*Provided material*
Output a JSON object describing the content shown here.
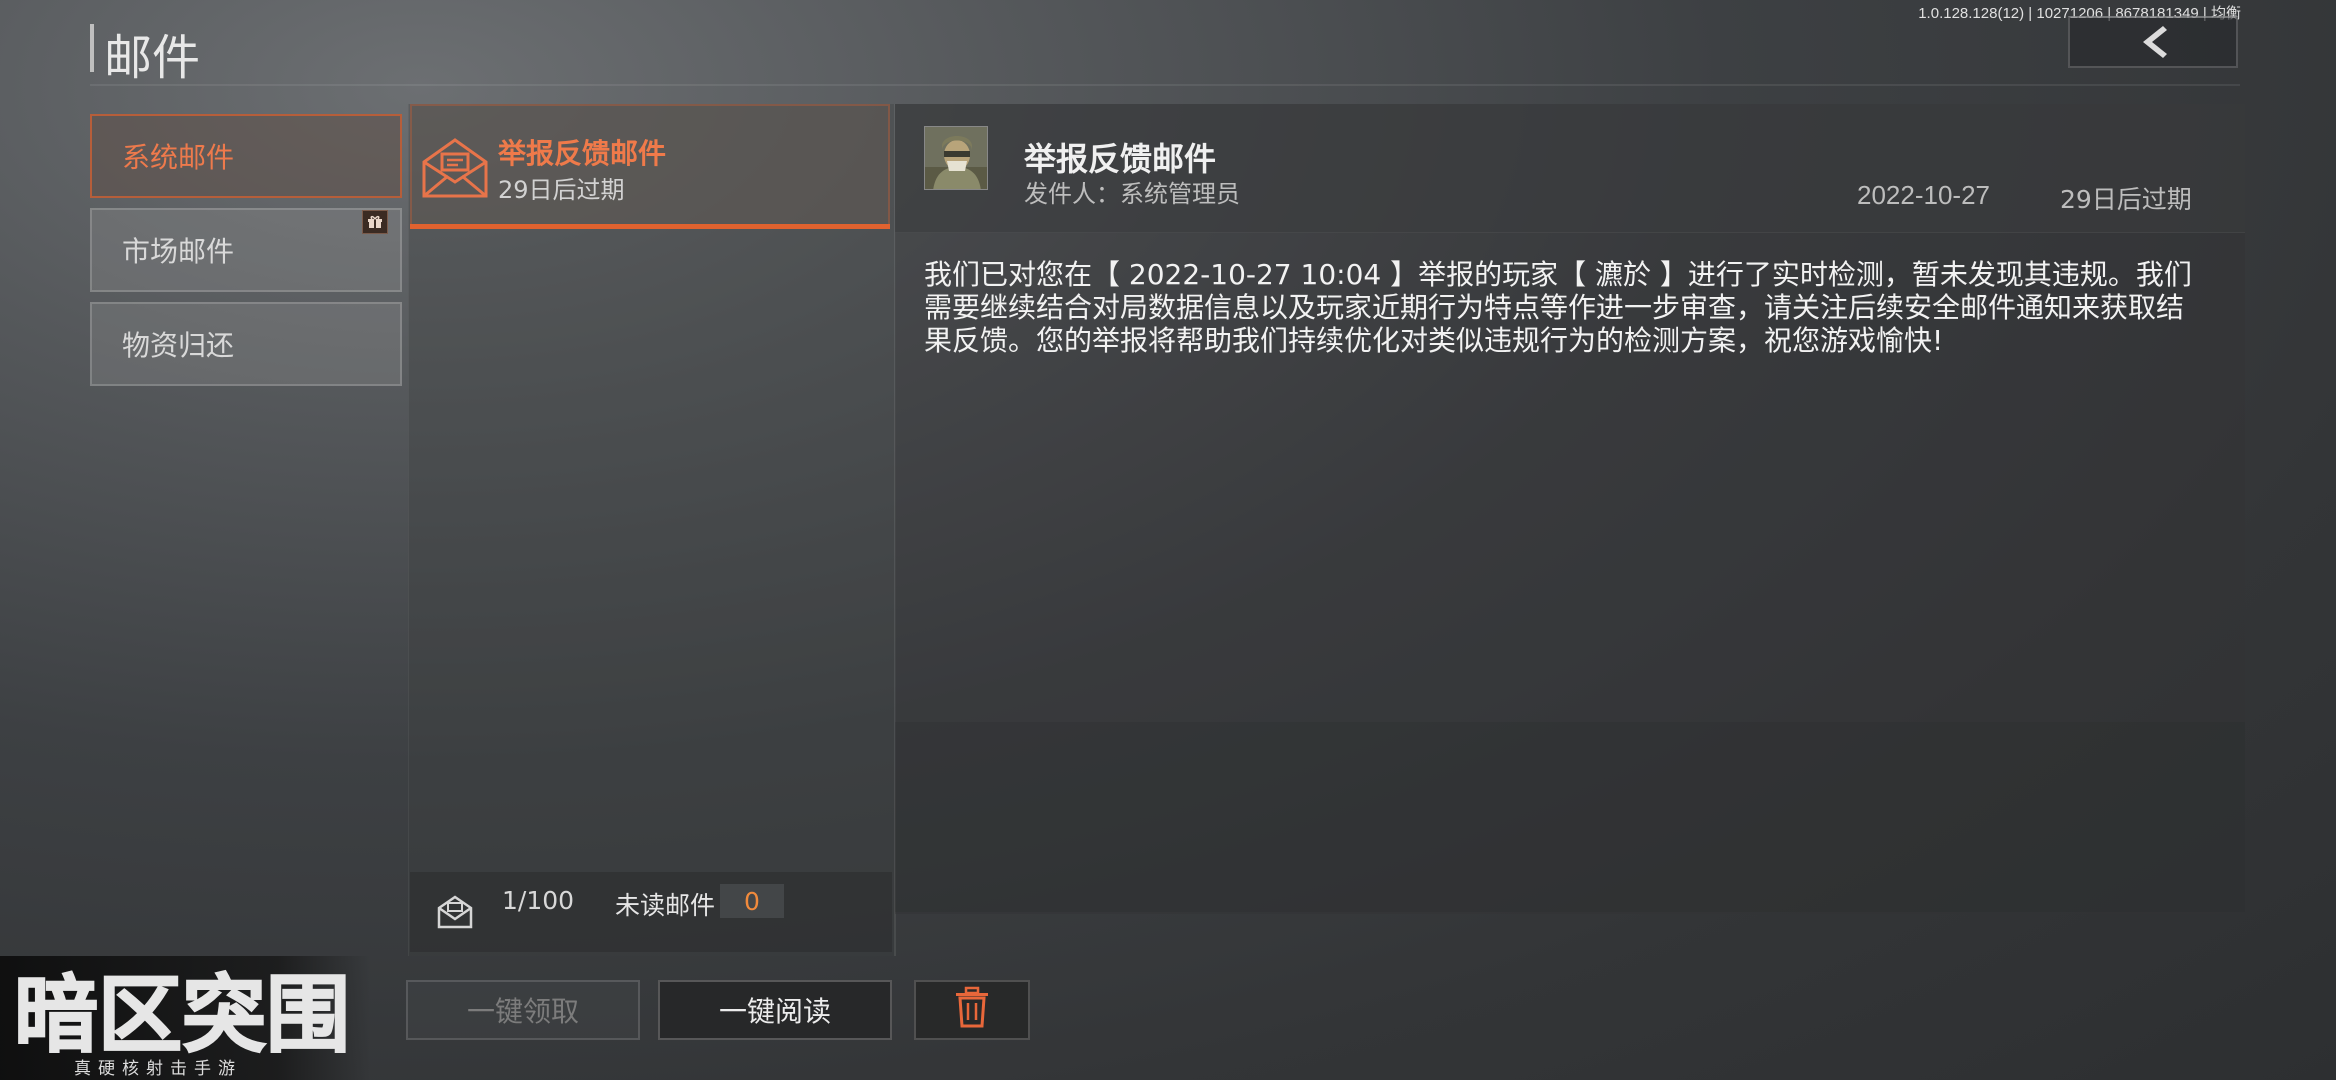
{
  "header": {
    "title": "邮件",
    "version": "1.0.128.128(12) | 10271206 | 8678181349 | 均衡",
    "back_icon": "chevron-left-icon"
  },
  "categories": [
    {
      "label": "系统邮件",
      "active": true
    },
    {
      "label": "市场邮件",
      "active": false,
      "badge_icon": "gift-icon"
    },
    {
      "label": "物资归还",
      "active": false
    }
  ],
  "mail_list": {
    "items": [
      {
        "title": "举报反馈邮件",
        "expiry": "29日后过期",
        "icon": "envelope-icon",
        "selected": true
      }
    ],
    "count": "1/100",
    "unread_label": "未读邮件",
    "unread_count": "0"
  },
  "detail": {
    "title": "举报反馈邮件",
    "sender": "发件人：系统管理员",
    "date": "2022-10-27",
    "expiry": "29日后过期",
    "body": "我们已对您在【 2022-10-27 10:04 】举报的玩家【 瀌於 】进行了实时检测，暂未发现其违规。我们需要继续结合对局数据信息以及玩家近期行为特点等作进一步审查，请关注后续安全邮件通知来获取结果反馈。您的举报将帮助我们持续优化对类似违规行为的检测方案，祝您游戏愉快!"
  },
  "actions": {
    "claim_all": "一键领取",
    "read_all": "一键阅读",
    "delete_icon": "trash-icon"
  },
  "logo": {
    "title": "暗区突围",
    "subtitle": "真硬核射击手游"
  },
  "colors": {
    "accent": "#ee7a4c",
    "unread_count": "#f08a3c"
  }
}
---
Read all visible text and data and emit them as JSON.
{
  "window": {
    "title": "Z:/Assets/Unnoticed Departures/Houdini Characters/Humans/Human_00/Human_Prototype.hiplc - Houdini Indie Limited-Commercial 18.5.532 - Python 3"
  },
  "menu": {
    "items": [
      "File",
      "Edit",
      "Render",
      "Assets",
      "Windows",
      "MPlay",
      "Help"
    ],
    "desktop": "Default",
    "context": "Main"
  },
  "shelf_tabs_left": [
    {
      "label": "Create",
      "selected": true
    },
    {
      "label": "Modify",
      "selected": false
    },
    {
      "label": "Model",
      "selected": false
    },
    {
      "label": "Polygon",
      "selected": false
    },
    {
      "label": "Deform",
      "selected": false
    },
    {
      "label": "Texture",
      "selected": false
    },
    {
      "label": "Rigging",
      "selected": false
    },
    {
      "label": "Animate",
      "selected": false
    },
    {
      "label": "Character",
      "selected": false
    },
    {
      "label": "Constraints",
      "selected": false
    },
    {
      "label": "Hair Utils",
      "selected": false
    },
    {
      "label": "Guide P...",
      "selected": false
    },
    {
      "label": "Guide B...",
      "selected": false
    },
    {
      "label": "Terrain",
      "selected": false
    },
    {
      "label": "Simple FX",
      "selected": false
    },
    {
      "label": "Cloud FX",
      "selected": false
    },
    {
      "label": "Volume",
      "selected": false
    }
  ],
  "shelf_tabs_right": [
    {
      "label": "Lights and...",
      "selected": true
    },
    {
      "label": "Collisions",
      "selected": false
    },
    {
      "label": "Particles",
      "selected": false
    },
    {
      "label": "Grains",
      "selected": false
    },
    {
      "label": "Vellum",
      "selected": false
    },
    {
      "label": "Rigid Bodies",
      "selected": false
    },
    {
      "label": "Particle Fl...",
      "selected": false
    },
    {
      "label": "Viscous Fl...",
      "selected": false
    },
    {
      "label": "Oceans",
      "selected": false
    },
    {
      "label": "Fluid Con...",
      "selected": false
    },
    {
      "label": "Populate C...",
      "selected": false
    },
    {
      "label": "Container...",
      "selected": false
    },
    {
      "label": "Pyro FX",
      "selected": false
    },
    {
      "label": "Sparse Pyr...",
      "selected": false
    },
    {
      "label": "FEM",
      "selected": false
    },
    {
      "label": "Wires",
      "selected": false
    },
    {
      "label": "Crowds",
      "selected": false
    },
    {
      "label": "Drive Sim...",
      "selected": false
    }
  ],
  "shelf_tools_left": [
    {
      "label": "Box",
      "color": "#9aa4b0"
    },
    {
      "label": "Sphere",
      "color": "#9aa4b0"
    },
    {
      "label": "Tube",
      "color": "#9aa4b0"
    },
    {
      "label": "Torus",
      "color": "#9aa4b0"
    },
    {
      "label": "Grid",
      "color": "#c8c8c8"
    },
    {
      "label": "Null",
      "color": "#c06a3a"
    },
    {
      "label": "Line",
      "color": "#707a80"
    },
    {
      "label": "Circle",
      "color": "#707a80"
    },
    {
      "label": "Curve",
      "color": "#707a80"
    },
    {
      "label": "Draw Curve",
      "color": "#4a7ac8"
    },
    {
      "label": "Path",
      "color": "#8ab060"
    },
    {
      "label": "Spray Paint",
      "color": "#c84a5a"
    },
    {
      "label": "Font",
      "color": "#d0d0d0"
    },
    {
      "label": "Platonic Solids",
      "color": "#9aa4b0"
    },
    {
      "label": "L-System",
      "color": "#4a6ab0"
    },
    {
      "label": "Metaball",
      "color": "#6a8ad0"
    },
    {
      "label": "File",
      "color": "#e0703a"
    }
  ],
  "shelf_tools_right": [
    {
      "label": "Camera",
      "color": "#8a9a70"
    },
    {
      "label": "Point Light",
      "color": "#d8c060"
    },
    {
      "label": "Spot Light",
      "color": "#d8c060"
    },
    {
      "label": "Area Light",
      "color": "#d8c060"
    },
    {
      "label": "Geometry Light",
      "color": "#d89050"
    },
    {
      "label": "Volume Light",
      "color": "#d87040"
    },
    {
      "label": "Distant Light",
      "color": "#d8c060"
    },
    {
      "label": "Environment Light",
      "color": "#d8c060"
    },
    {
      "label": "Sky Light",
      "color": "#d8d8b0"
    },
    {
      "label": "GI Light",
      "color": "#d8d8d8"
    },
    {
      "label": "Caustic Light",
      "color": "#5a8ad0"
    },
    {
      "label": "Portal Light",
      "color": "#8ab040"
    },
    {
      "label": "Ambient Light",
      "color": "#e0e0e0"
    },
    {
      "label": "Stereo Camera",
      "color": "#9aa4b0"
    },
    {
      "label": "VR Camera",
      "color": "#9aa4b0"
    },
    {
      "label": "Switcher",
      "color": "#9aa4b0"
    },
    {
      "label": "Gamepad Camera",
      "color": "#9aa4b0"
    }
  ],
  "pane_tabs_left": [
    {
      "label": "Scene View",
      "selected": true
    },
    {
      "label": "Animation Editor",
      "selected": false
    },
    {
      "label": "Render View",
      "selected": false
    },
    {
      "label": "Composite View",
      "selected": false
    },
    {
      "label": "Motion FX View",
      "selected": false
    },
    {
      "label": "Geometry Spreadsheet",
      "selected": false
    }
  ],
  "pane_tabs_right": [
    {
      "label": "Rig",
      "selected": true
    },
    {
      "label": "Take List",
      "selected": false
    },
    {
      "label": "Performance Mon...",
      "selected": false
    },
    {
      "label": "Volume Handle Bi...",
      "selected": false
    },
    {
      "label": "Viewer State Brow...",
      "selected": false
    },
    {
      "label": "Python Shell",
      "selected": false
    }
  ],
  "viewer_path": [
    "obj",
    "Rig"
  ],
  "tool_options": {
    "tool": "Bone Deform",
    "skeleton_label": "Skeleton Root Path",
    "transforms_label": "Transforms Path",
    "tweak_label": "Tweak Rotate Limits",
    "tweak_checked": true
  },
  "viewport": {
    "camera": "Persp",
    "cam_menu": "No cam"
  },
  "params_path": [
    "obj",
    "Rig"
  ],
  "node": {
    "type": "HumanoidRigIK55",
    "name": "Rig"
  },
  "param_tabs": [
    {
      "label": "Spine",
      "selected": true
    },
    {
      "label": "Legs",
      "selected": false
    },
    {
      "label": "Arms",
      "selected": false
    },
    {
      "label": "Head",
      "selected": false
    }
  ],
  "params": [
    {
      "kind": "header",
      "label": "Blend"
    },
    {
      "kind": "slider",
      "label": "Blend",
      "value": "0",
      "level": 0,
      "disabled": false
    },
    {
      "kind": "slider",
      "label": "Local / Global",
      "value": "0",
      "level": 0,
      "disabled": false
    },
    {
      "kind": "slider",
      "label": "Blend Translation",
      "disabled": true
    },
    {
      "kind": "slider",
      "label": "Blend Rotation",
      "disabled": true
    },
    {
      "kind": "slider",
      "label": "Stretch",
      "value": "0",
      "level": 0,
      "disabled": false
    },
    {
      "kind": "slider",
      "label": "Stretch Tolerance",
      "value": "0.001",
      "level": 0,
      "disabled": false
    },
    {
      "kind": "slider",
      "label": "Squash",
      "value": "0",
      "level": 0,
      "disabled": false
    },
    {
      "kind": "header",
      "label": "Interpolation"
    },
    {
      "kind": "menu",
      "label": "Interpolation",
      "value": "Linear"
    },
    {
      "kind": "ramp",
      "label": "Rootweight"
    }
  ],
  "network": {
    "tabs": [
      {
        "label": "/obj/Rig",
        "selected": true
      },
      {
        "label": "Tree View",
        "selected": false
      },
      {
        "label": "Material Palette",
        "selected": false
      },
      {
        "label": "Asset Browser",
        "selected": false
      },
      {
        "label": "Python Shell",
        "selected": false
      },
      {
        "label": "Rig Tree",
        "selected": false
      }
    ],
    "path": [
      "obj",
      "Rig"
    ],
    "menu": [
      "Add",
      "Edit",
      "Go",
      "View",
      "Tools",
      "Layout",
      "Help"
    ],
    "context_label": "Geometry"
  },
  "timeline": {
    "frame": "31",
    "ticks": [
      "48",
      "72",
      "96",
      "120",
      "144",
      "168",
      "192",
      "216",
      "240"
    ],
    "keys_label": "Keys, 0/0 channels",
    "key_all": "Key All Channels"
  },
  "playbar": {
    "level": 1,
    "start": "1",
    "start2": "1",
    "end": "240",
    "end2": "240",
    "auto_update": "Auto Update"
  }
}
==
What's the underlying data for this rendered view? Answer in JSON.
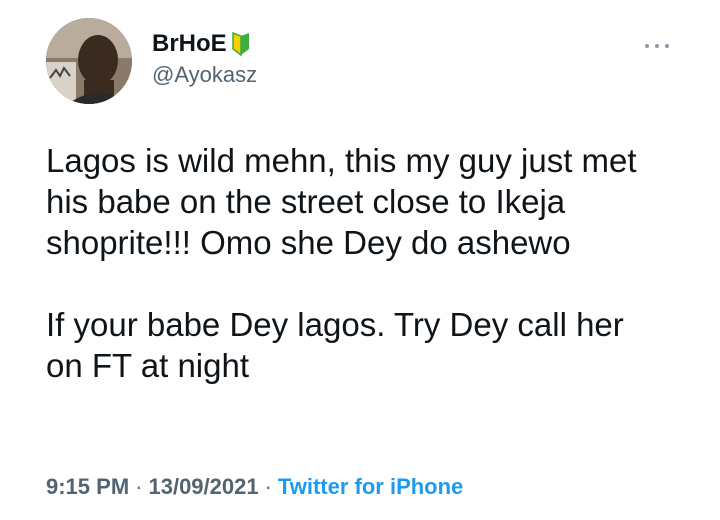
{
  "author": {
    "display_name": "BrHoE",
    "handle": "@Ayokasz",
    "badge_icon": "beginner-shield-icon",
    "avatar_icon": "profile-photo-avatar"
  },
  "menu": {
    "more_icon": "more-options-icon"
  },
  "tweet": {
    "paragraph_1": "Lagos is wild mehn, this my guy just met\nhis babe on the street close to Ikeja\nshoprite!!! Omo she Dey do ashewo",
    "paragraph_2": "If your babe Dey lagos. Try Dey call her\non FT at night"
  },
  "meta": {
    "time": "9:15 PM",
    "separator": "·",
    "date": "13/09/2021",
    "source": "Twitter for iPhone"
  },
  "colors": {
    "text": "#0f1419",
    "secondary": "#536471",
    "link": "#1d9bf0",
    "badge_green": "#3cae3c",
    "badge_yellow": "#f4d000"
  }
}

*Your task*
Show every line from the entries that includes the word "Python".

*Answer for this exercise*
    "title": "Z:/Assets/Unnoticed Departures/Houdini Characters/Humans/Human_00/Human_Prototype.hiplc - Houdini Indie Limited-Commercial 18.5.532 - Python 3"
      "label": "Python Shell",
        "label": "Python Shell",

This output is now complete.